The measure was initially listed as part of the agenda for Monday's meeting, but it was removed along with two other provisions late Friday. A council spokesman explained items regularly fall off the agenda as it is finalized ahead of hearings. The proposal, which would cost $1,052,707 in all, was previously tabled on June 1.

While the timing seems odd, coming just after Council pledged to overhaul the police budget, the spending comes from contracts approved years ago. The city began contracting with the company Parr Public Safety Equipment in 2014. Since then, Council has appropriated just over $4 million to the company for various fleet services, from police car upgrades to a horse trailer.

On Tuesday, Columbus Council is holding a public hearing on police demilitarization. Council president pro tem Elizabeth Brown proposed changing the city's purchasing code to restrict what equipment the department can buy. The virtual hearing is scheduled for 4 p.m. 

"The presence of our officers should never look or feel to residents as if we are at war," Brown said last week.

Columbus Police account for more than a third of the city's $1 billion annual budget.

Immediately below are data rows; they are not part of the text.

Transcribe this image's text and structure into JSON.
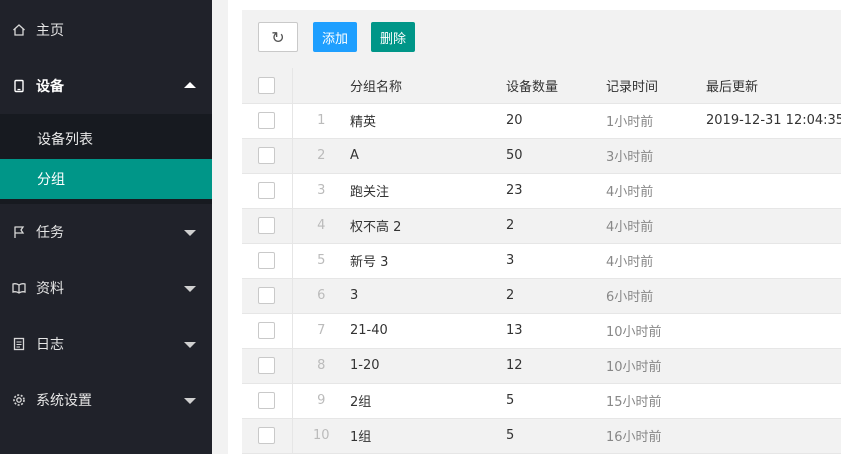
{
  "sidebar": {
    "items": [
      {
        "label": "主页",
        "icon": "home-icon"
      },
      {
        "label": "设备",
        "icon": "tablet-icon"
      },
      {
        "label": "任务",
        "icon": "flag-icon"
      },
      {
        "label": "资料",
        "icon": "book-icon"
      },
      {
        "label": "日志",
        "icon": "document-icon"
      },
      {
        "label": "系统设置",
        "icon": "gear-icon"
      }
    ],
    "sub_items": [
      {
        "label": "设备列表"
      },
      {
        "label": "分组"
      }
    ]
  },
  "toolbar": {
    "add_label": "添加",
    "delete_label": "删除",
    "refresh_glyph": "↻"
  },
  "table": {
    "headers": {
      "name": "分组名称",
      "count": "设备数量",
      "record_time": "记录时间",
      "last_update": "最后更新"
    },
    "rows": [
      {
        "index": "1",
        "name": "精英",
        "count": "20",
        "record_time": "1小时前",
        "last_update": "2019-12-31 12:04:35"
      },
      {
        "index": "2",
        "name": "A",
        "count": "50",
        "record_time": "3小时前",
        "last_update": ""
      },
      {
        "index": "3",
        "name": "跑关注",
        "count": "23",
        "record_time": "4小时前",
        "last_update": ""
      },
      {
        "index": "4",
        "name": "权不高 2",
        "count": "2",
        "record_time": "4小时前",
        "last_update": ""
      },
      {
        "index": "5",
        "name": "新号 3",
        "count": "3",
        "record_time": "4小时前",
        "last_update": ""
      },
      {
        "index": "6",
        "name": "3",
        "count": "2",
        "record_time": "6小时前",
        "last_update": ""
      },
      {
        "index": "7",
        "name": "21-40",
        "count": "13",
        "record_time": "10小时前",
        "last_update": ""
      },
      {
        "index": "8",
        "name": "1-20",
        "count": "12",
        "record_time": "10小时前",
        "last_update": ""
      },
      {
        "index": "9",
        "name": "2组",
        "count": "5",
        "record_time": "15小时前",
        "last_update": ""
      },
      {
        "index": "10",
        "name": "1组",
        "count": "5",
        "record_time": "16小时前",
        "last_update": ""
      }
    ]
  },
  "colors": {
    "sidebar_bg": "#20222a",
    "submenu_bg": "#171a20",
    "selected": "#009688",
    "add_button": "#1e9fff",
    "delete_button": "#009688"
  }
}
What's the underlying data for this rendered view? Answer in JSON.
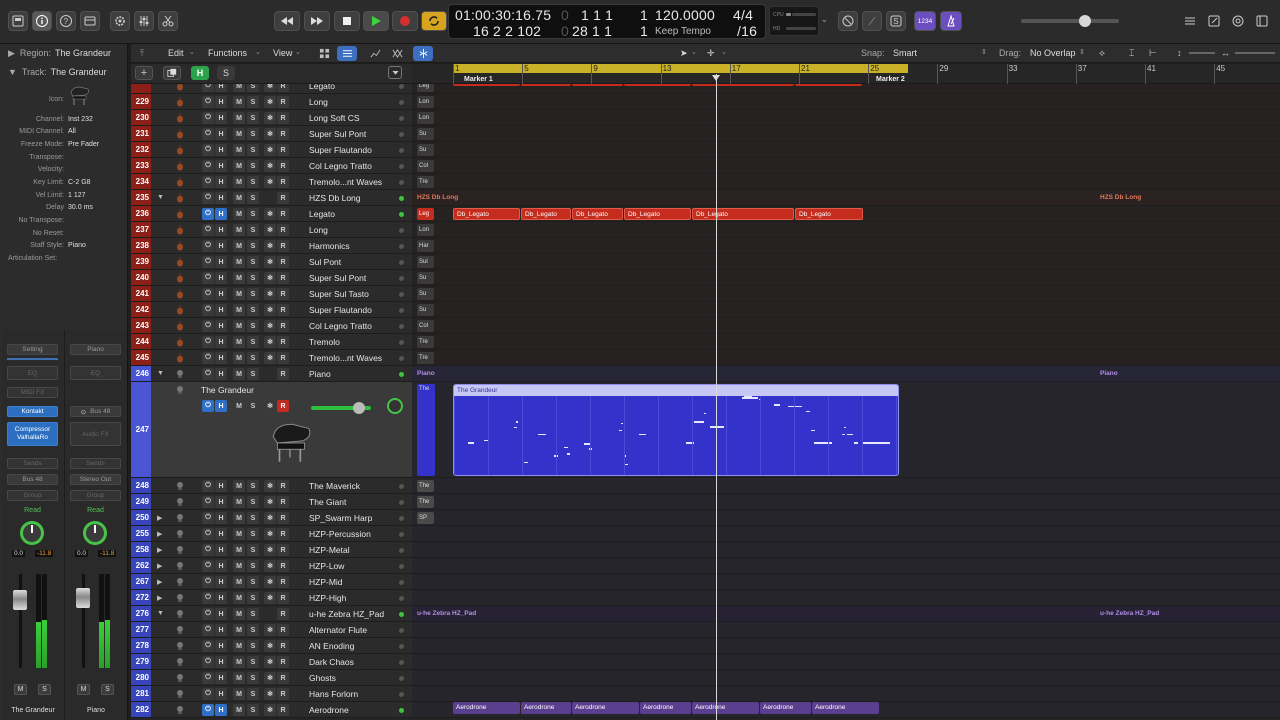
{
  "colors": {
    "accent_blue": "#2f6fc8",
    "region_red": "#c62c1e",
    "region_blue": "#3333cc",
    "region_purple": "#5a3f8f",
    "cycle_yellow": "#c9b227",
    "green": "#3ec43e"
  },
  "transport": {
    "time": "01:00:30:16.75",
    "bars_top": "1   1   1",
    "bars_top_right": "1",
    "position": "16  2  2  102",
    "position_end": "28  1  1",
    "position_end_right": "1",
    "tempo": "120.0000",
    "tempo_mode": "Keep Tempo",
    "signature": "4/4",
    "division": "/16",
    "cpu_label": "CPU",
    "hd_label": "HD",
    "count_in": "1234"
  },
  "inspector": {
    "region_label": "Region:",
    "region_name": "The Grandeur",
    "track_label": "Track:",
    "track_name": "The Grandeur",
    "rows": [
      {
        "label": "Icon:",
        "value": ""
      },
      {
        "label": "Channel:",
        "value": "Inst 232"
      },
      {
        "label": "MIDI Channel:",
        "value": "All"
      },
      {
        "label": "Freeze Mode:",
        "value": "Pre Fader"
      },
      {
        "label": "Transpose:",
        "value": ""
      },
      {
        "label": "Velocity:",
        "value": ""
      },
      {
        "label": "Key Limit:",
        "value": "C-2  G8"
      },
      {
        "label": "Vel Limit:",
        "value": "1  127"
      },
      {
        "label": "Delay",
        "value": "30.0 ms"
      },
      {
        "label": "No Transpose:",
        "value": ""
      },
      {
        "label": "No Reset:",
        "value": ""
      },
      {
        "label": "Staff Style:",
        "value": "Piano"
      },
      {
        "label": "Articulation Set:",
        "value": ""
      }
    ],
    "strip1": {
      "setting": "Setting",
      "eq": "EQ",
      "midi_fx": "MIDI FX",
      "plugin1": "Kontakt",
      "plugin2a": "Compressor",
      "plugin2b": "ValhallaRo",
      "sends": "Sends",
      "output": "Bus 48",
      "group": "Group",
      "auto": "Read",
      "pan_db": "0.0",
      "peak_db": "-11.8",
      "name": "The Grandeur",
      "mute": "M",
      "solo": "S"
    },
    "strip2": {
      "setting": "Piano",
      "eq": "EQ",
      "input": "Bus 48",
      "audio_fx": "Audio FX",
      "sends": "Sends",
      "output": "Stereo Out",
      "group": "Group",
      "auto": "Read",
      "pan_db": "0.0",
      "peak_db": "-11.8",
      "name": "Piano",
      "mute": "M",
      "solo": "S"
    }
  },
  "menubar": {
    "edit": "Edit",
    "functions": "Functions",
    "view": "View",
    "snap_label": "Snap:",
    "snap_value": "Smart",
    "drag_label": "Drag:",
    "drag_value": "No Overlap"
  },
  "track_header": {
    "add": "+",
    "h": "H",
    "s": "S"
  },
  "track_buttons": {
    "h": "H",
    "m": "M",
    "s": "S",
    "r": "R",
    "freeze": "✻"
  },
  "tracks": [
    {
      "num": "",
      "name": "Legato",
      "color": "red"
    },
    {
      "num": "229",
      "name": "Long",
      "color": "red"
    },
    {
      "num": "230",
      "name": "Long Soft CS",
      "color": "red"
    },
    {
      "num": "231",
      "name": "Super Sul Pont",
      "color": "red"
    },
    {
      "num": "232",
      "name": "Super Flautando",
      "color": "red"
    },
    {
      "num": "233",
      "name": "Col Legno Tratto",
      "color": "red"
    },
    {
      "num": "234",
      "name": "Tremolo...nt Waves",
      "color": "red"
    },
    {
      "num": "235",
      "name": "HZS Db Long",
      "color": "red"
    },
    {
      "num": "236",
      "name": "Legato",
      "color": "red"
    },
    {
      "num": "237",
      "name": "Long",
      "color": "red"
    },
    {
      "num": "238",
      "name": "Harmonics",
      "color": "red"
    },
    {
      "num": "239",
      "name": "Sul Pont",
      "color": "red"
    },
    {
      "num": "240",
      "name": "Super Sul Pont",
      "color": "red"
    },
    {
      "num": "241",
      "name": "Super Sul Tasto",
      "color": "red"
    },
    {
      "num": "242",
      "name": "Super Flautando",
      "color": "red"
    },
    {
      "num": "243",
      "name": "Col Legno Tratto",
      "color": "red"
    },
    {
      "num": "244",
      "name": "Tremolo",
      "color": "red"
    },
    {
      "num": "245",
      "name": "Tremolo...nt Waves",
      "color": "red"
    },
    {
      "num": "246",
      "name": "Piano",
      "color": "blue"
    },
    {
      "num": "247",
      "name": "The Grandeur",
      "color": "blue"
    },
    {
      "num": "248",
      "name": "The Maverick",
      "color": "blue"
    },
    {
      "num": "249",
      "name": "The Giant",
      "color": "blue"
    },
    {
      "num": "250",
      "name": "SP_Swarm Harp",
      "color": "blue"
    },
    {
      "num": "255",
      "name": "HZP-Percussion",
      "color": "blue"
    },
    {
      "num": "258",
      "name": "HZP-Metal",
      "color": "blue"
    },
    {
      "num": "262",
      "name": "HZP-Low",
      "color": "blue"
    },
    {
      "num": "267",
      "name": "HZP-Mid",
      "color": "blue"
    },
    {
      "num": "272",
      "name": "HZP-High",
      "color": "blue"
    },
    {
      "num": "276",
      "name": "u-he Zebra HZ_Pad",
      "color": "blue"
    },
    {
      "num": "277",
      "name": "Alternator Flute",
      "color": "blue"
    },
    {
      "num": "278",
      "name": "AN Enoding",
      "color": "blue"
    },
    {
      "num": "279",
      "name": "Dark Chaos",
      "color": "blue"
    },
    {
      "num": "280",
      "name": "Ghosts",
      "color": "blue"
    },
    {
      "num": "281",
      "name": "Hans Forlorn",
      "color": "blue"
    },
    {
      "num": "282",
      "name": "Aerodrone",
      "color": "blue"
    }
  ],
  "ruler": {
    "bars": [
      "1",
      "5",
      "9",
      "13",
      "17",
      "21",
      "25",
      "29",
      "33",
      "37",
      "41",
      "45"
    ],
    "markers": [
      "Marker 1",
      "Marker 2"
    ]
  },
  "regions": {
    "hzs_folder": "HZS Db Long",
    "db_legato": "Db_Legato",
    "piano_folder": "Piano",
    "grandeur": "The Grandeur",
    "zebra_folder": "u-he Zebra HZ_Pad",
    "aerodrone": "Aerodrone",
    "mini": {
      "long": "Lon",
      "su": "Su",
      "col": "Col",
      "tre": "Tre",
      "leg": "Leg",
      "har": "Har",
      "sul": "Sul",
      "the": "The",
      "sp": "SP"
    }
  }
}
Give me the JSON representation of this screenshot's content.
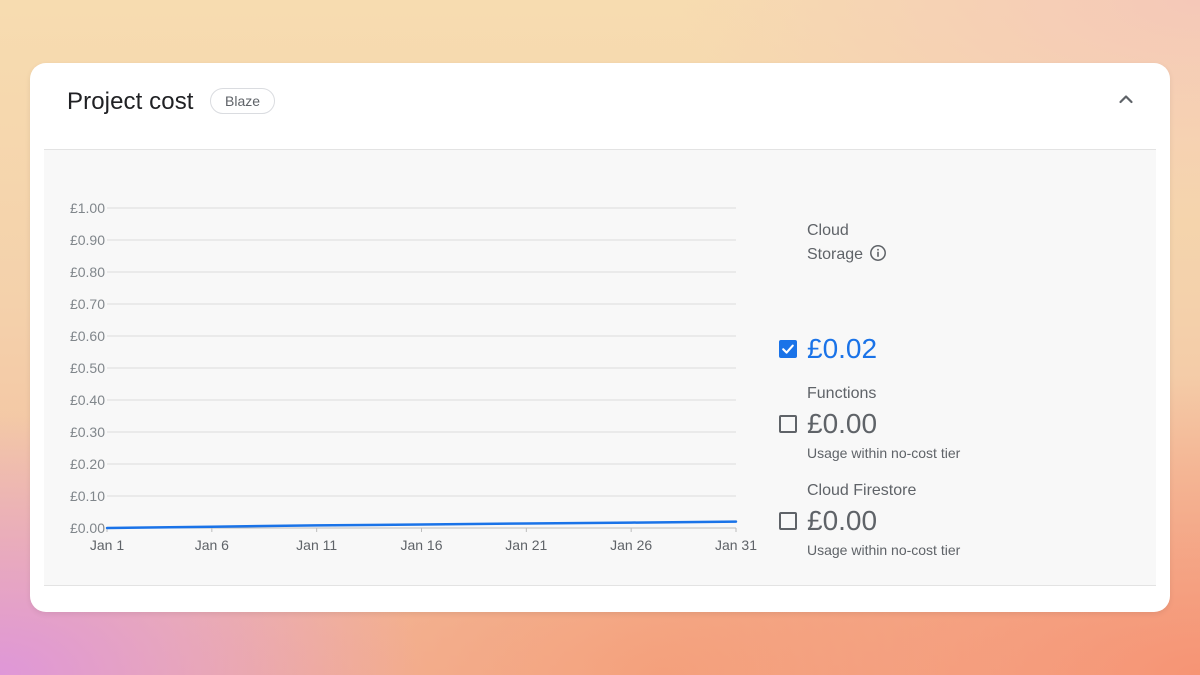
{
  "card": {
    "title": "Project cost",
    "plan_badge": "Blaze",
    "collapse_icon": "chevron-up-icon"
  },
  "chart_data": {
    "type": "line",
    "x": [
      "Jan 1",
      "Jan 6",
      "Jan 11",
      "Jan 16",
      "Jan 21",
      "Jan 26",
      "Jan 31"
    ],
    "x_day": [
      1,
      6,
      11,
      16,
      21,
      26,
      31
    ],
    "y_ticks": [
      "£0.00",
      "£0.10",
      "£0.20",
      "£0.30",
      "£0.40",
      "£0.50",
      "£0.60",
      "£0.70",
      "£0.80",
      "£0.90",
      "£1.00"
    ],
    "ylim": [
      0,
      1
    ],
    "grid": true,
    "series": [
      {
        "color": "#1a73e8",
        "values": [
          0.0,
          0.004,
          0.008,
          0.011,
          0.014,
          0.017,
          0.02
        ]
      }
    ]
  },
  "products": [
    {
      "name_line1": "Cloud",
      "name_line2": "Storage",
      "info_icon": "info-circle-icon",
      "amount": "£0.02",
      "checked": true,
      "note": ""
    },
    {
      "name_line1": "Functions",
      "amount": "£0.00",
      "checked": false,
      "note": "Usage within no-cost tier"
    },
    {
      "name_line1": "Cloud Firestore",
      "amount": "£0.00",
      "checked": false,
      "note": "Usage within no-cost tier"
    }
  ],
  "colors": {
    "accent": "#1a73e8",
    "text_secondary": "#5f6368"
  }
}
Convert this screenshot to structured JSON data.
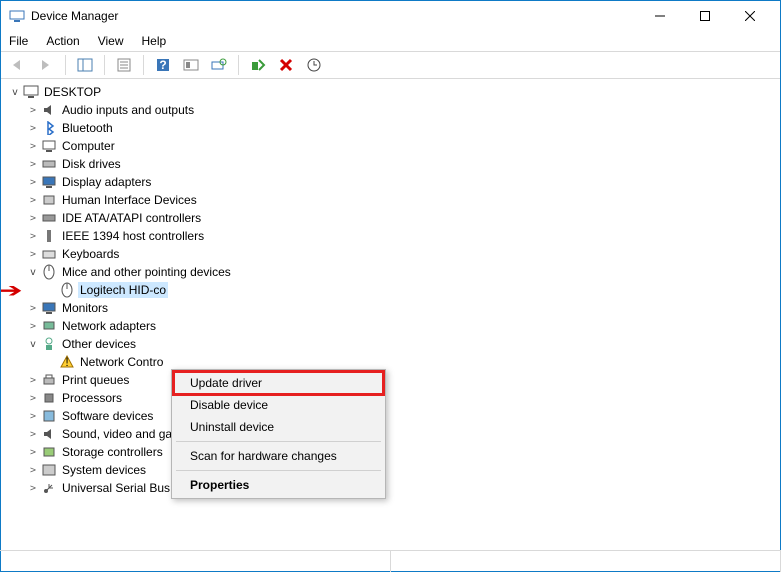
{
  "window": {
    "title": "Device Manager"
  },
  "menu": {
    "file": "File",
    "action": "Action",
    "view": "View",
    "help": "Help"
  },
  "tree": {
    "root": "DESKTOP",
    "items": [
      "Audio inputs and outputs",
      "Bluetooth",
      "Computer",
      "Disk drives",
      "Display adapters",
      "Human Interface Devices",
      "IDE ATA/ATAPI controllers",
      "IEEE 1394 host controllers",
      "Keyboards"
    ],
    "mice": {
      "label": "Mice and other pointing devices",
      "child": "Logitech HID-co"
    },
    "items2": [
      "Monitors",
      "Network adapters"
    ],
    "other": {
      "label": "Other devices",
      "child": "Network Contro"
    },
    "items3": [
      "Print queues",
      "Processors",
      "Software devices",
      "Sound, video and game controllers",
      "Storage controllers",
      "System devices",
      "Universal Serial Bus controllers"
    ]
  },
  "context": {
    "update": "Update driver",
    "disable": "Disable device",
    "uninstall": "Uninstall device",
    "scan": "Scan for hardware changes",
    "properties": "Properties"
  }
}
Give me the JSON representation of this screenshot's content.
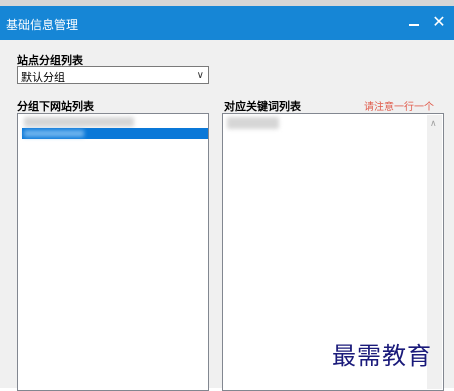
{
  "window": {
    "title": "基础信息管理",
    "minimize_label": "",
    "close_label": "✕"
  },
  "site_group": {
    "label": "站点分组列表",
    "selected": "默认分组"
  },
  "site_list": {
    "label": "分组下网站列表"
  },
  "keyword_list": {
    "label": "对应关键词列表",
    "hint": "请注意一行一个"
  },
  "watermark": "最需教育",
  "colors": {
    "titlebar": "#1686d6",
    "selection": "#0a78d8",
    "hint": "#e05a4a"
  }
}
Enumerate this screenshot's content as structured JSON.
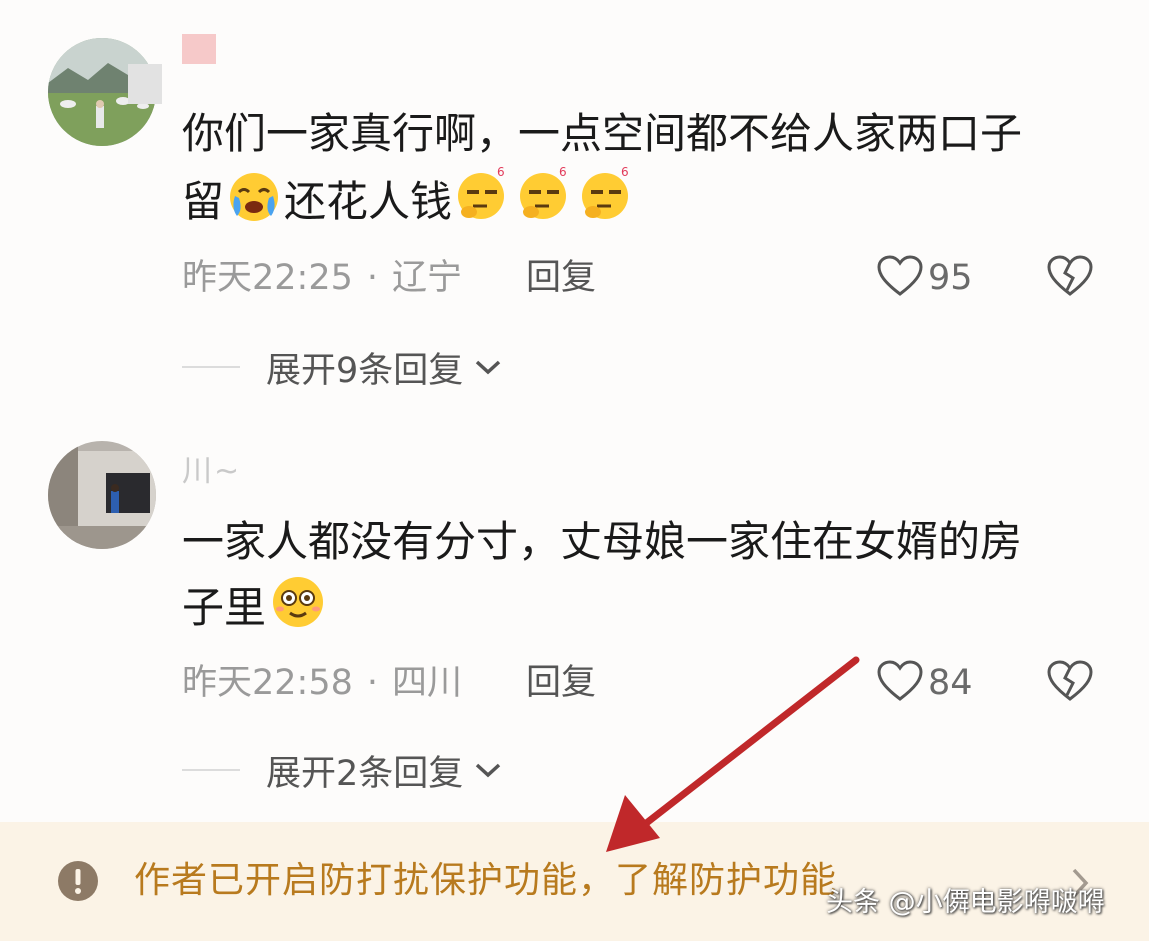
{
  "comments": [
    {
      "username": "",
      "text_line1": "你们一家真行啊，一点空间都不给人家两口子",
      "text_line2a": "留",
      "text_line2b": "还花人钱",
      "time": "昨天22:25",
      "location": "辽宁",
      "reply_label": "回复",
      "likes": "95",
      "expand_label": "展开9条回复"
    },
    {
      "username": "川~",
      "text_line1": "一家人都没有分寸，丈母娘一家住在女婿的房",
      "text_line2a": "子里",
      "text_line2b": "",
      "time": "昨天22:58",
      "location": "四川",
      "reply_label": "回复",
      "likes": "84",
      "expand_label": "展开2条回复"
    }
  ],
  "meta_separator": "·",
  "notice": {
    "text": "作者已开启防打扰保护功能，了解防护功能"
  },
  "watermark": "头条 @小僲电影嘚啵嘚",
  "colors": {
    "notice_bg": "#fbf3e6",
    "notice_text": "#b87a1e",
    "arrow": "#c0282a"
  },
  "icons": [
    "heart-icon",
    "broken-heart-icon",
    "chevron-down-icon",
    "warning-icon",
    "chevron-right-icon",
    "crying-emoji",
    "eye-roll-emoji",
    "smile-emoji"
  ]
}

Nick Evans was a reporter at WOSU's 89.7 NPR News. He spent four years in Tallahassee, Florida covering state government before joining the team at WOSU.